### WHAT YOU SHOULD DO
Copy each entry verbatim, excluding its images.

### RECORDS TO USE

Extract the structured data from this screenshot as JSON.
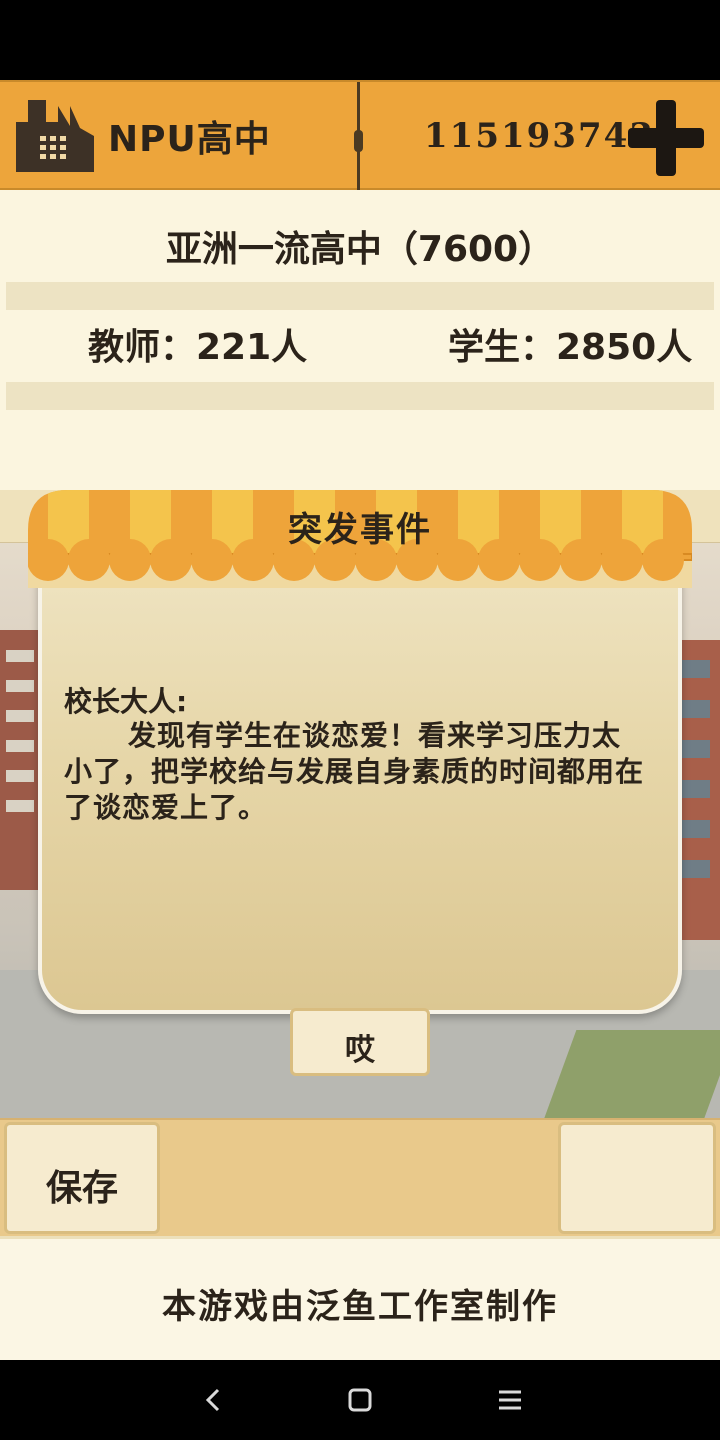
{
  "header": {
    "school_name": "NPU高中",
    "money": "115193743",
    "icons": {
      "school": "factory-icon",
      "add": "plus-icon"
    }
  },
  "info": {
    "rank_text": "亚洲一流高中（7600）",
    "teachers": "教师：221人",
    "students": "学生：2850人"
  },
  "modal": {
    "title": "突发事件",
    "salutation": "校长大人:",
    "message": "发现有学生在谈恋爱！看来学习压力太小了，把学校给与发展自身素质的时间都用在了谈恋爱上了。",
    "confirm_label": "哎"
  },
  "bottom_bar": {
    "save_label": "保存",
    "right_button_label": ""
  },
  "footer": {
    "credit": "本游戏由泛鱼工作室制作"
  },
  "nav": {
    "icons": [
      "back-icon",
      "home-icon",
      "menu-icon"
    ]
  },
  "colors": {
    "header_orange": "#eda53b",
    "panel_cream": "#fbf5df",
    "text_dark": "#2b231a",
    "awning_yellow": "#f3be48"
  }
}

### EXERCISE SOLUTION
Extract the structured data from this screenshot as JSON.
{
  "header": {
    "school_name": "NPU高中",
    "money": "115193743",
    "icons": {
      "school": "factory-icon",
      "add": "plus-icon"
    }
  },
  "info": {
    "rank_text": "亚洲一流高中（7600）",
    "teachers": "教师：221人",
    "students": "学生：2850人"
  },
  "modal": {
    "title": "突发事件",
    "salutation": "校长大人:",
    "message": "发现有学生在谈恋爱！看来学习压力太小了，把学校给与发展自身素质的时间都用在了谈恋爱上了。",
    "confirm_label": "哎"
  },
  "bottom_bar": {
    "save_label": "保存",
    "right_button_label": ""
  },
  "footer": {
    "credit": "本游戏由泛鱼工作室制作"
  },
  "nav": {
    "icons": [
      "back-icon",
      "home-icon",
      "menu-icon"
    ]
  },
  "colors": {
    "header_orange": "#eda53b",
    "panel_cream": "#fbf5df",
    "text_dark": "#2b231a",
    "awning_yellow": "#f3be48"
  }
}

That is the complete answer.